The group Citizens for Common Sense is urging a “yes” vote and held a press conference Tuesday.  

Business owner and philanthropist Otto Budig supports longer-terms.

“The opposition has this kind of throw the bums out mentality,” Budig said.  “Well people have a right and a responsibility to vet these candidates well before the election.  And if they vet the right candidates, four years will be an exceptionally good amount of time for these people to serve the city.”

Supporters said longer terms will make Council more productive and allow members to focus on bigger public policy issues.  

But opponents disagree.  They held their own press conference last week.  

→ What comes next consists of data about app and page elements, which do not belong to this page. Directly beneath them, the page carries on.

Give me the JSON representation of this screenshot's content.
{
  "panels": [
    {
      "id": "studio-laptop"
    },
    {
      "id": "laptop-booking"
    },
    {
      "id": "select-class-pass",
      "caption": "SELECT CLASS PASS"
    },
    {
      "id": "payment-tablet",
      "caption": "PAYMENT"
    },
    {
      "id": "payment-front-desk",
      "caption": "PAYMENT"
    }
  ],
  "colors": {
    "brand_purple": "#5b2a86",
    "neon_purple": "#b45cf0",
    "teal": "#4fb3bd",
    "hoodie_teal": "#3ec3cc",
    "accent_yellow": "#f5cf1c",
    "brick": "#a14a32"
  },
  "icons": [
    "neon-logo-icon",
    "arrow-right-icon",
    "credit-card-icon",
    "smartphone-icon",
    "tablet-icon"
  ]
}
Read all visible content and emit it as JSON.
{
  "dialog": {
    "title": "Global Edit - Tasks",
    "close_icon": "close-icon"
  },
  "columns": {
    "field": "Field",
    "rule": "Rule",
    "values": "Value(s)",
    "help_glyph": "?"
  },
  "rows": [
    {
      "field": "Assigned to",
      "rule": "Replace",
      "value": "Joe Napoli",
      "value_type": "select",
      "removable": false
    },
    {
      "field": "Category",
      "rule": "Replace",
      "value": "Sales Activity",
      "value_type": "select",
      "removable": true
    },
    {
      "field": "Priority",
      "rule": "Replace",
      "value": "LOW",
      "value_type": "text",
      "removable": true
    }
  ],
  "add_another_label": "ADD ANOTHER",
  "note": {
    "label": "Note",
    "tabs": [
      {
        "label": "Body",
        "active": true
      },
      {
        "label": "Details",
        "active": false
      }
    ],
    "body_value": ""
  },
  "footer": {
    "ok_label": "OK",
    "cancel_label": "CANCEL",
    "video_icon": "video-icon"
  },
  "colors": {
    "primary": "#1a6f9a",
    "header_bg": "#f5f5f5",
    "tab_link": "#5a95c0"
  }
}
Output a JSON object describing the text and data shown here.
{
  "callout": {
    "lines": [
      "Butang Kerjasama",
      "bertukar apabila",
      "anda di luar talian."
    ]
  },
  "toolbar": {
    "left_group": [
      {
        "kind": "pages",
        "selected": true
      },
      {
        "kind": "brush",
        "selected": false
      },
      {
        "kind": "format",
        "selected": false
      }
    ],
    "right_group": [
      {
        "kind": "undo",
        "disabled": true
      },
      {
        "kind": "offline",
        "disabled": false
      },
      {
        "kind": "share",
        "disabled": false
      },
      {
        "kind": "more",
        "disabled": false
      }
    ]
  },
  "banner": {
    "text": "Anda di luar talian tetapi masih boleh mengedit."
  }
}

Former Council Member Chris Bortz is urging residents to vote “no” on Issue 4.  

He argued it's a misrepresentation to say other city's competing with Cincinnati have four year council terms.

“86% of the cities that have 4 year terms, also have some other form of electoral system that’s different from ours,” Bortz said.  “Not just 9 members of council elected at large, but a hybrid system where some members are elected directly from neighborhoods or districts, or where they’re all elected directly from districts.  And some of those cities on the list have metropolitan government.  It’s comparing apples and oranges.”

Opponents say Council can get big things done in two years if it wants too.  

Even with longer terms, members would still only be able to serve for eight years and that would apply to the current Council.

(Otto Budig sits on the Cincinnati Public Radio board of directors.)

Jay Hanselman brings more than 10 years experience as a news anchor and reporter to 91.7 WVXU. He came to WVXU from WNKU, where he hosted the local broadcast of All Things Considered. Hanselman has been recognized for his reporting by the Kentucky AP Broadcasters Association, the Ohio Society of Professional Journalists, and the Ohio AP Broadcasters.